# Integration of an inverse function

1. Jan 8, 2009

### iceman_ch

1. The problem statement, all variables and given/known data

$$\int\frac{4}{x(x+3)}$$

2. Relevant equations

3. The attempt at a solution

I can get to s certain point and I know I need to do substitution but, everytime I try a substitution it just creates a more difficult problem.

$$4\int(x^{-1}(x+3)^{-1})$$

I've tried substitution x^-1 for U and using (x+3)^-1 for dv but, none of it works. If someone could give me a gentle nudge it would be appreciated.

Thanks

2. Jan 8, 2009

### gabbagabbahey

This problem is an ideal candidate for the method of "partial fractions".

Try decomposing $$\frac{1}{x(x+3)}$$ into the form $$\frac{A}{x}+\frac{B}{x+3}$$ where A and B are constants you need to determine.

3. Jan 8, 2009

### iceman_ch

OH man so obvious. Your the man thank you so much.

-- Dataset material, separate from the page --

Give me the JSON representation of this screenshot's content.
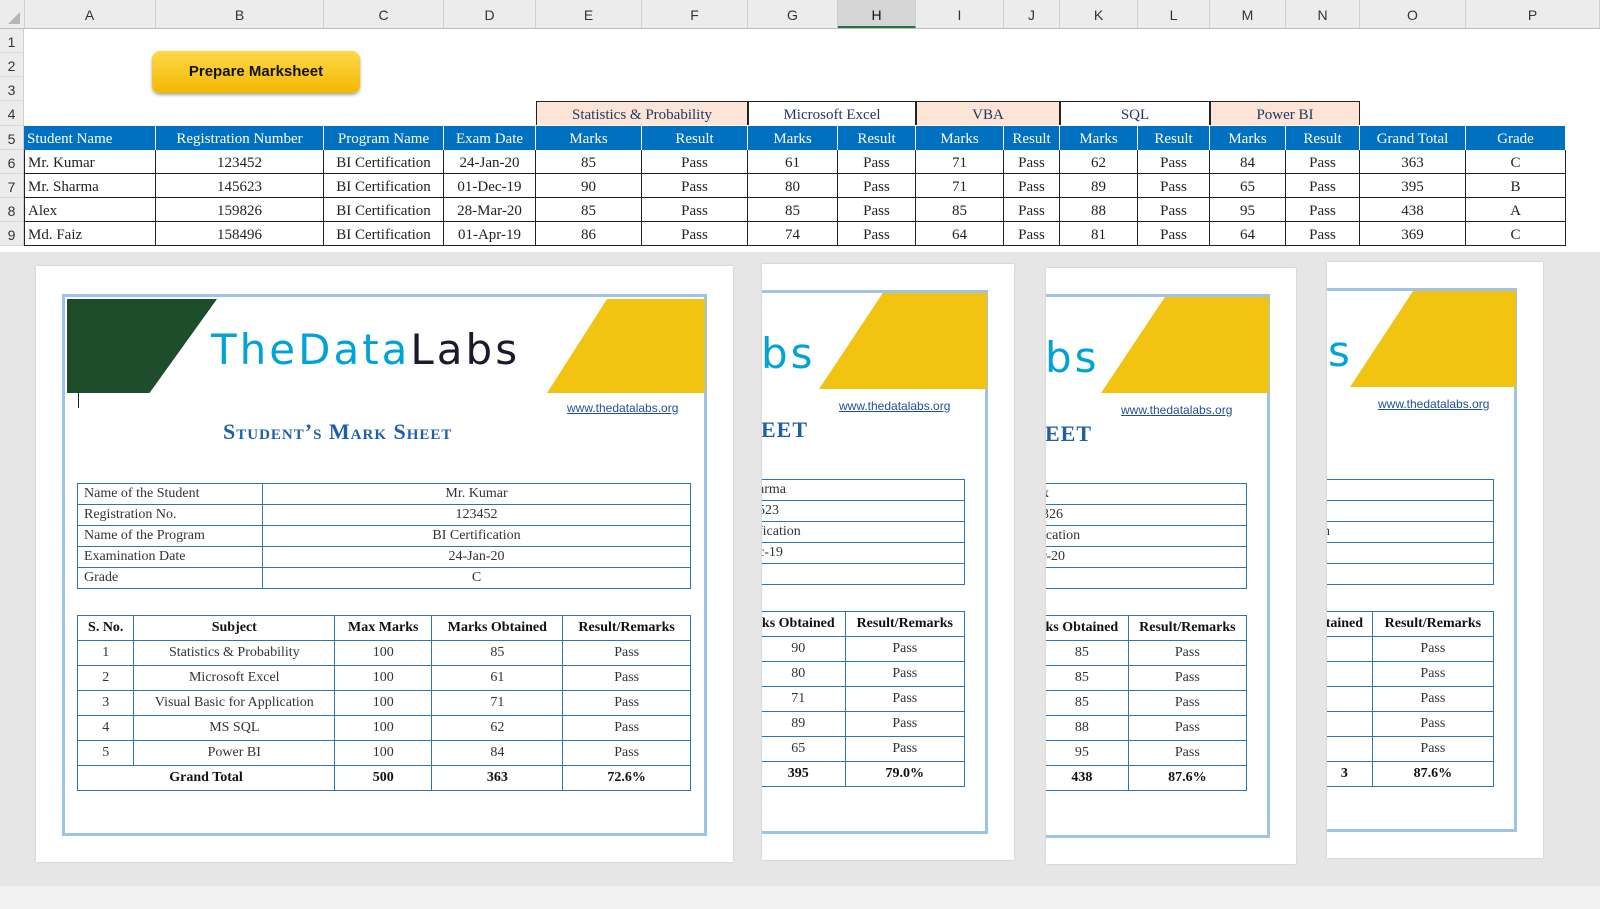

I havn't had a math class in over a year and now I'm taking diff eq. Bad idea you should definetly keep them all together.

4. Jan 8, 2009

### HallsofIvy

Staff Emeritus
And, when talking about functions, be careful to distinguish between "reciprocal" and "inverse" functions!